The lead investor for Oak Hill, Bass is part of the Bass family of Texas oil billionaires. His brother, Sid, recently held a large stake in Walt Disney Co. Robert Bass’s net worth is placed at more than $5 billion. Oak Hill’s committed capital stands at $4.6 billion, the company said.

The nine stations were expected to account for $150 million in 2006 sales, or 4 percent of New York Times’ overall revenue when the plan to sell was announced in September, spokeswoman Catherine Mathis said. At that time, 2006 operating earnings from the group was estimated at $33 million.

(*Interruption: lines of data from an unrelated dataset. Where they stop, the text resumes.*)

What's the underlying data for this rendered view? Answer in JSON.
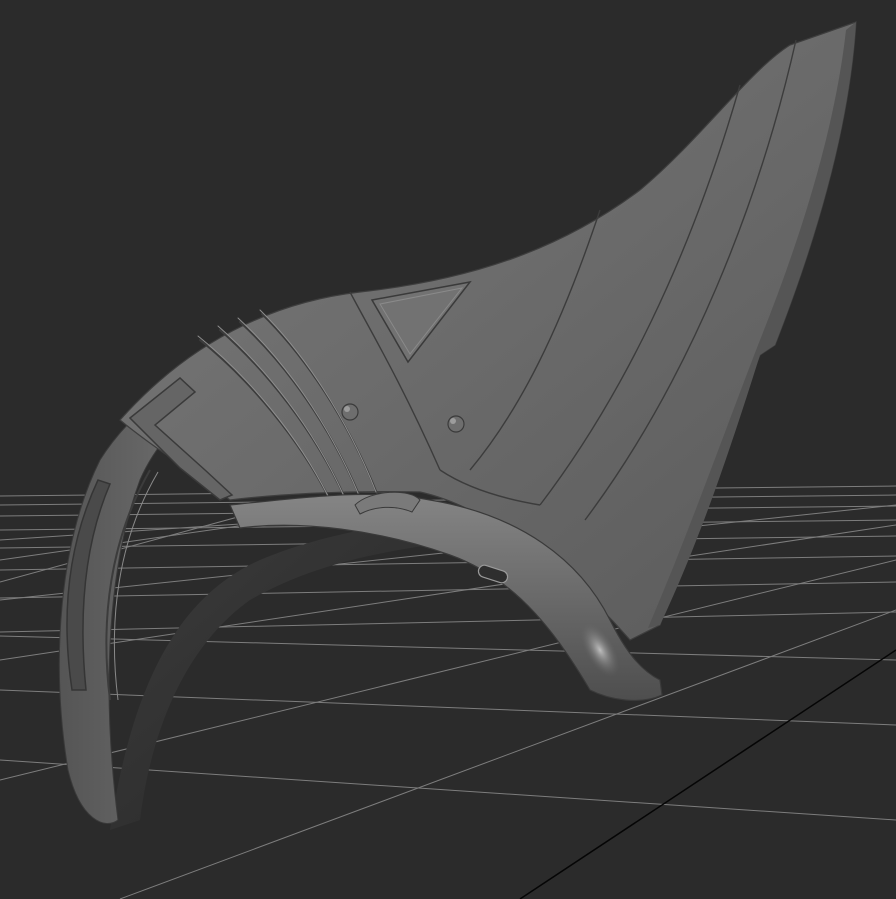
{
  "scene": {
    "background_color": "#2b2b2b",
    "grid_line_color": "#8a8a8a",
    "grid_axis_color": "#050505",
    "model_base_color": "#6a6a6a",
    "model_highlight_color": "#9a9a9a",
    "model_shadow_color": "#3a3a3a",
    "floor_grid_visible": true,
    "object": "sculpted-armor-piece"
  }
}
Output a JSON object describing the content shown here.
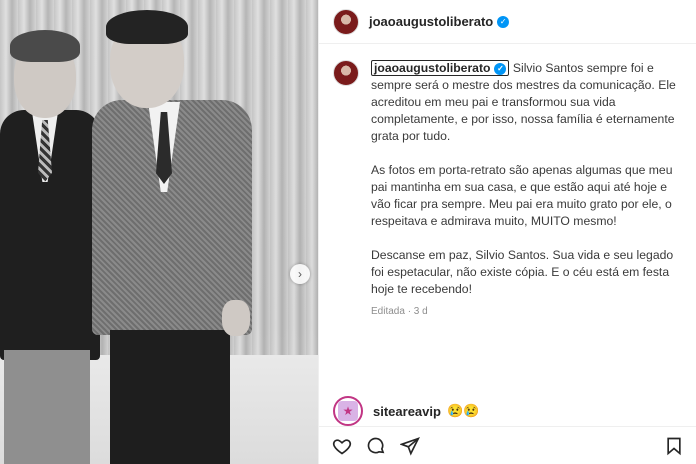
{
  "post": {
    "username": "joaoaugustoliberato",
    "verified": true
  },
  "caption": {
    "username": "joaoaugustoliberato",
    "paragraphs": [
      "Silvio Santos sempre foi e sempre será o mestre dos mestres da comunicação. Ele acreditou em meu pai e transformou sua vida completamente, e por isso, nossa família é eternamente grata por tudo.",
      "As fotos em porta-retrato são apenas algumas que meu pai mantinha em sua casa, e que estão aqui até hoje e vão ficar pra sempre. Meu pai era muito grato por ele, o respeitava e admirava muito, MUITO mesmo!",
      "Descanse em paz, Silvio Santos. Sua vida e seu legado foi espetacular, não existe cópia. E o céu está em festa hoje te recebendo!"
    ],
    "meta": "Editada · 3 d"
  },
  "comment": {
    "username": "siteareavip",
    "text": "😢😢"
  },
  "icons": {
    "like": "heart-icon",
    "comment": "comment-icon",
    "share": "share-icon",
    "next": "chevron-right-icon"
  },
  "colors": {
    "verified": "#0095f6",
    "story_ring": "#c13584"
  }
}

The stations are affiliates of ABC, CBS and NBC, as well as one member of the MyNetworkTV group, and are in Alabama, Arkansas, Illinois, Iowa, Oklahoma, Pennsylvania, Tennessee and Virginia. Market sizes range from Memphis to Moline, Ill. They employ roughly 900 people, Mathis said.

While a number of media companies are disposing of assets in order to cut costs, don’t expect large newspaper companies to sell off their broadcast assets en masse like the Times has, said Steven Barlow, analyst for Prudential Securities in New York.

“I wouldn’t imagine you’ll see anything from (other media companies) on that front,” Barlow said.

Why did the LA Times ignore coverage of this hate crime?

Can a minority be a racist? Mainstream media journalists ask.
The LA Times and CNN stayed far away of this hate crime.

Again, a citizen journalist brought the truth to light.

The story broke on November 3, 2006, when an LA Web site editor William Pearl scooped other media on LBReport.com, quoting Long Beach police spokeswoman Jacqueline Bezart as saying a crowd of black attackers hurled racial taunts (“White bitches!” “We hate whites!”) at the young women, and the police were pursuing it as a hate crime.

At the Press-Telegram, reporter Tracy Manzer quickly landed an exclusive interview with the victims, introducing awkward issues of race and culture rarely (if ever) seen in California mainstream media. Said one victim, identified as Laura: “They asked us, ‘Are you down with it?’ We had no idea what that meant so we didn’t say anything and just walked by them up to the haunted house. They were grabbing their crotches — we didn’t know if it was a gang thing or what.”

Suddenly, newspaper editors, TV-news directors and other media faced an unsettling prospect of their own: If white-on-black hate crime is covered with an apologetic tone and references to the legacy of slavery, what’s the tone for covering black-on-white hate crime? Can a minority be a racist? And how can we, the media, get out of this?

As the Press-Telegram reported, three white women aged 19 to 21 emerged from a “maze” walk in a house and were confronted by up to 40 black teenagers who pelted them with pumpkins and lemons. The paper said, “The taunts and jeers grew more aggressive, the victims recalled, as did the size of the crowd. Now females joined in, and everyone began saying, ‘We hate white people, f— whites!’ ”

Notice there was not the around-the-clock coverage by CNN or any coverage by the LA Times.

Compare this “non story” with that of the Duke Lacrosse team. The alleged hate crime by a stripper and the Democrat prosecutor Nyfong.

Where will you read the followup? In the Mainstream Media?